(Task goal) Reproduce all the entries beneath this sentence exactly.

(Record excerpts)
---

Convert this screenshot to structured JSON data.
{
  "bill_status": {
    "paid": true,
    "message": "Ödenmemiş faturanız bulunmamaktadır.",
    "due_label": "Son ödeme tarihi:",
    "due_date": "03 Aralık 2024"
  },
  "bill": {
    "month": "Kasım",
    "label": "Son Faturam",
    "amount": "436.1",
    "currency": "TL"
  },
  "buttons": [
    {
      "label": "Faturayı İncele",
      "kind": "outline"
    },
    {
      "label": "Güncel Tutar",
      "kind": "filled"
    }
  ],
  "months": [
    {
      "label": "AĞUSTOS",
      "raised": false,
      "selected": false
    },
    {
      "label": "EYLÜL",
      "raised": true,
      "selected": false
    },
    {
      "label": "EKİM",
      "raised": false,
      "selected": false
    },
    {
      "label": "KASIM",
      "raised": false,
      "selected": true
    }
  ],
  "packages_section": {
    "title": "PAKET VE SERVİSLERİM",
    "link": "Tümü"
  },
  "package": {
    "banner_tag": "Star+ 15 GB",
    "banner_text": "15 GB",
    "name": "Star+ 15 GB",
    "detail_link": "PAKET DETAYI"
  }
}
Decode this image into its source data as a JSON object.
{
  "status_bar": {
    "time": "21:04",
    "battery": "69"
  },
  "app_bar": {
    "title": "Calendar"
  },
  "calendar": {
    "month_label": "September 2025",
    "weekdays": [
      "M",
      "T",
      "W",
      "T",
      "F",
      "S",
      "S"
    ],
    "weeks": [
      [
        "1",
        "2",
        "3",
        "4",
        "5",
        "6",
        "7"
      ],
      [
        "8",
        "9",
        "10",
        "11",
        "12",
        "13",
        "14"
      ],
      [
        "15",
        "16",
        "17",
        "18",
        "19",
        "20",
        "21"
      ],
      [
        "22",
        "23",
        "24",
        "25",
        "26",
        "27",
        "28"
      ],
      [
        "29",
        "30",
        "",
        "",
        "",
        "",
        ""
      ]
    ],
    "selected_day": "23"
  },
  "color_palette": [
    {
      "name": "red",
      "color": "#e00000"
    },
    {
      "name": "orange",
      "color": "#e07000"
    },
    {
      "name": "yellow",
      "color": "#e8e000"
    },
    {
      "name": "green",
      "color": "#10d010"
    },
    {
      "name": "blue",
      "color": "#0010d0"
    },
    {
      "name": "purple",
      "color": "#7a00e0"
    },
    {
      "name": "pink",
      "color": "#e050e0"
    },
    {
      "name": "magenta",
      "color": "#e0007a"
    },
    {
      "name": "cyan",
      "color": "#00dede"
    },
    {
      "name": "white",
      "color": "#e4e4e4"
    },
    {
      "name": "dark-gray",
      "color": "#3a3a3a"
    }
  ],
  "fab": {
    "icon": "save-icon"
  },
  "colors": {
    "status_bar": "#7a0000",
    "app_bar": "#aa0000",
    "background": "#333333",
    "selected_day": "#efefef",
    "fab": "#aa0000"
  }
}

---

(Answer section)
Convert this screenshot to structured JSON data.
{
  "bill_status": {
    "paid": true,
    "message": "Ödenmemiş faturanız bulunmamaktadır.",
    "due_label": "Son ödeme tarihi:",
    "due_date": "03 Aralık 2024"
  },
  "bill": {
    "month": "Kasım",
    "label": "Son Faturam",
    "amount": "436.1",
    "currency": "TL"
  },
  "buttons": [
    {
      "label": "Faturayı İncele",
      "kind": "outline"
    },
    {
      "label": "Güncel Tutar",
      "kind": "filled"
    }
  ],
  "months": [
    {
      "label": "AĞUSTOS",
      "raised": false,
      "selected": false
    },
    {
      "label": "EYLÜL",
      "raised": true,
      "selected": false
    },
    {
      "label": "EKİM",
      "raised": false,
      "selected": false
    },
    {
      "label": "KASIM",
      "raised": false,
      "selected": true
    }
  ],
  "packages_section": {
    "title": "PAKET VE SERVİSLERİM",
    "link": "Tümü"
  },
  "package": {
    "banner_tag": "Star+ 15 GB",
    "banner_text": "15 GB",
    "name": "Star+ 15 GB",
    "detail_link": "PAKET DETAYI"
  }
}
Decode this image into its source data as a JSON object.
{
  "status_bar": {
    "time": "21:04",
    "battery": "69"
  },
  "app_bar": {
    "title": "Calendar"
  },
  "calendar": {
    "month_label": "September 2025",
    "weekdays": [
      "M",
      "T",
      "W",
      "T",
      "F",
      "S",
      "S"
    ],
    "weeks": [
      [
        "1",
        "2",
        "3",
        "4",
        "5",
        "6",
        "7"
      ],
      [
        "8",
        "9",
        "10",
        "11",
        "12",
        "13",
        "14"
      ],
      [
        "15",
        "16",
        "17",
        "18",
        "19",
        "20",
        "21"
      ],
      [
        "22",
        "23",
        "24",
        "25",
        "26",
        "27",
        "28"
      ],
      [
        "29",
        "30",
        "",
        "",
        "",
        "",
        ""
      ]
    ],
    "selected_day": "23"
  },
  "color_palette": [
    {
      "name": "red",
      "color": "#e00000"
    },
    {
      "name": "orange",
      "color": "#e07000"
    },
    {
      "name": "yellow",
      "color": "#e8e000"
    },
    {
      "name": "green",
      "color": "#10d010"
    },
    {
      "name": "blue",
      "color": "#0010d0"
    },
    {
      "name": "purple",
      "color": "#7a00e0"
    },
    {
      "name": "pink",
      "color": "#e050e0"
    },
    {
      "name": "magenta",
      "color": "#e0007a"
    },
    {
      "name": "cyan",
      "color": "#00dede"
    },
    {
      "name": "white",
      "color": "#e4e4e4"
    },
    {
      "name": "dark-gray",
      "color": "#3a3a3a"
    }
  ],
  "fab": {
    "icon": "save-icon"
  },
  "colors": {
    "status_bar": "#7a0000",
    "app_bar": "#aa0000",
    "background": "#333333",
    "selected_day": "#efefef",
    "fab": "#aa0000"
  }
}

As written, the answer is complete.